The Northern Antiques Fair
Among this trio of events, the relaunched Northern Antiques Fair (October 19-22) is likely to be the most carefully watched around the trade. Formerly The Harrogate Art & Antique Fair, it was given a new name following the sale of its parent company last December. Ingrid Nilson of Antiques Dealers Fair Limited was appointed fair director and the show has adopted an older title, first used for its inaugural run in 1951.
With the changeover, there were some scheduling adjustments. The spring run of the previously biannual event was cancelled (the organisers are currently considering options for 2018) and subsequently the dates for the autumn edition were pushed back from early to mid-October.
Now, “it’s coming together nicely” says Nilson, who is overseeing the fair in addition to her ADFL responsibilities. It takes place in the Harrogate Convention Centre and will host more than 30 dealers.
Among them is Billy Cook, owner of William Cook, who is signalling his support for the fair’s shake-up in part by bringing a standout 18th-century Chinese export lacquer cabinet. “I specifically decided to bring it because it’s a real showstopper,” he says. “I want the show to become a yearly event where people can come to see things they wouldn’t be able to see every day of the week.”
He is keen for any opportunity to sell to clients in the North, whom he describes as “straightforward people” who are “prepared to spend when they find a piece they like”.
The fair continues its long association with the British Antiques Dealers’ Association and many of the exhibitors are members of the trade body. BADA dealers this year include 17th to early 20th-century oil painting specialist Atelier Limited, Jack Shaw & Co bringing silver and J Dickinson Maps & Prints.
“Harrogate has been such a mecca for antiques with good shops in the area as well as a variety of fairs,” says Nilson.
Bruton Decorative Antiques Fair
In the South West, the Bruton Decorative Antiques Fair (October 13- 15) will seek to build on the success of its inaugural edition last year.

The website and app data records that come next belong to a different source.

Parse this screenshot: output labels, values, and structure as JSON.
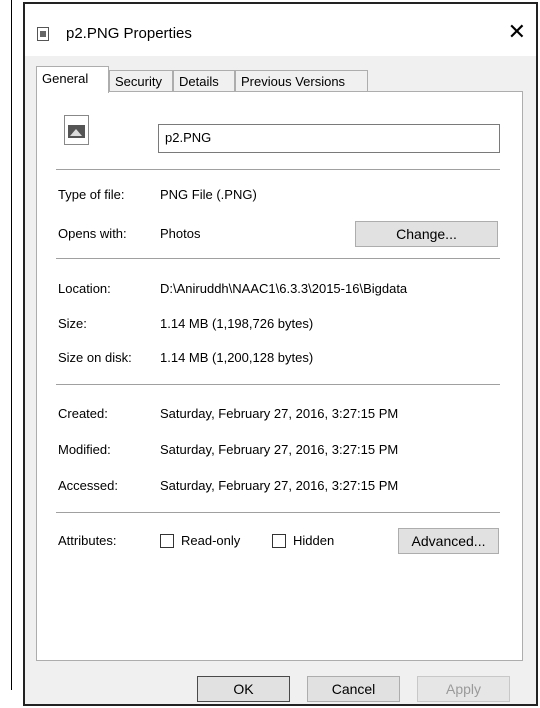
{
  "window": {
    "title": "p2.PNG Properties",
    "close_icon": "close-icon"
  },
  "tabs": [
    {
      "label": "General"
    },
    {
      "label": "Security"
    },
    {
      "label": "Details"
    },
    {
      "label": "Previous Versions"
    }
  ],
  "file": {
    "name": "p2.PNG",
    "icon": "image-file-icon"
  },
  "type_section": {
    "type_label": "Type of file:",
    "type_value": "PNG File (.PNG)",
    "opens_label": "Opens with:",
    "opens_value": "Photos",
    "change_button": "Change..."
  },
  "location_section": {
    "location_label": "Location:",
    "location_value": "D:\\Aniruddh\\NAAC1\\6.3.3\\2015-16\\Bigdata",
    "size_label": "Size:",
    "size_value": "1.14 MB (1,198,726 bytes)",
    "size_disk_label": "Size on disk:",
    "size_disk_value": "1.14 MB (1,200,128 bytes)"
  },
  "dates_section": {
    "created_label": "Created:",
    "created_value": "Saturday, February 27, 2016, 3:27:15 PM",
    "modified_label": "Modified:",
    "modified_value": "Saturday, February 27, 2016, 3:27:15 PM",
    "accessed_label": "Accessed:",
    "accessed_value": "Saturday, February 27, 2016, 3:27:15 PM"
  },
  "attributes": {
    "label": "Attributes:",
    "readonly_label": "Read-only",
    "readonly_checked": false,
    "hidden_label": "Hidden",
    "hidden_checked": false,
    "advanced_button": "Advanced..."
  },
  "footer": {
    "ok": "OK",
    "cancel": "Cancel",
    "apply": "Apply"
  }
}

“I used to think that many of the London trade would not venture outside the M25,” says organiser Sue Ede. But taking over the Bath Decorative Fair five years ago helped dispel the impression. In fact, the Bath fair proved so popular that Ede launched its sister event in Bruton last year to help accommodate a bulging waiting list.
The new event drew buyers from the South West and some from as far away as the US. This year, the trade preview has been extended by an hour to allow more time for the large queue that burst through the door of the fair last year to filter into the venue.
But this is no time to be complacent, Ede says. “There is a degree of alchemy in force at any event” from one year to the next. “You can work as hard, spend as much and one year the fair is an outstanding success and the next year not so much. We are all at the mercy of the economy and the exhibitors are at the mercy of the vagaries of the supply chain.”
Still, a lot of work has gone into ensuring the success of this month’s event. It takes advantage of one of the nearby art world attractions, the Somerset outlet of international contemporary gallery Hauser & Wirth. This year fair organisers have teamed up with Roth Bar & Grill, situated at the gallery, hosting a competition for visitors to win a lunch at the restaurant.
And Mark Hill of BBC’s Antiques Roadshow will take a tour around the fair which will be streamed live on social media.
Among the exhibitors showing at this year’s fair are country furniture specialist Elham Antiques, Quillon House Antiques bringing gothic early oak and arms and armour, and Molly and Maud’s Place with a mix of antiques and design.
Chester Antiques Show
The oldest of the three events is the Chester Antiques Show (October 12-15), which takes place in the County Grandstand of Chester Racecourse. It, too, has seen its share of changes since it launched in 1989.
Fair organiser Caroline Penman recalls that when the fair began, “Cheshire had more wealthy farmers than any other county and farmers are traditionally good buyers. Now we have lost the dairy farmers but sheep are doing well, especially on the Welsh Marches.”
Provincial fairs, she adds, have the advantage of being lower-cost for organisers, exhibitors and visitors compared with London events and offer the opportunity for a pleasant day out without having to “contend with unreliable trains or traffic congestions and parking nightmares”.
The winter edition of this biannual fair features 40 dealers with pieces ranging in price from £25 to £25,000.
The event is pitched to attract collectors, interior decorators and home stylists from across the Midlands and the North of England. Regular exhibitors include Midwinter Antiques with 17th to 19th-century furniture, textiles and decorative items, jewellery specialist Thomas Glower and WR Harvey & Son bringing English antique furniture.
A new face this year will be Gemma Redmond Vintage, who will bring a selection of jewellery dating from the 1920s-50s.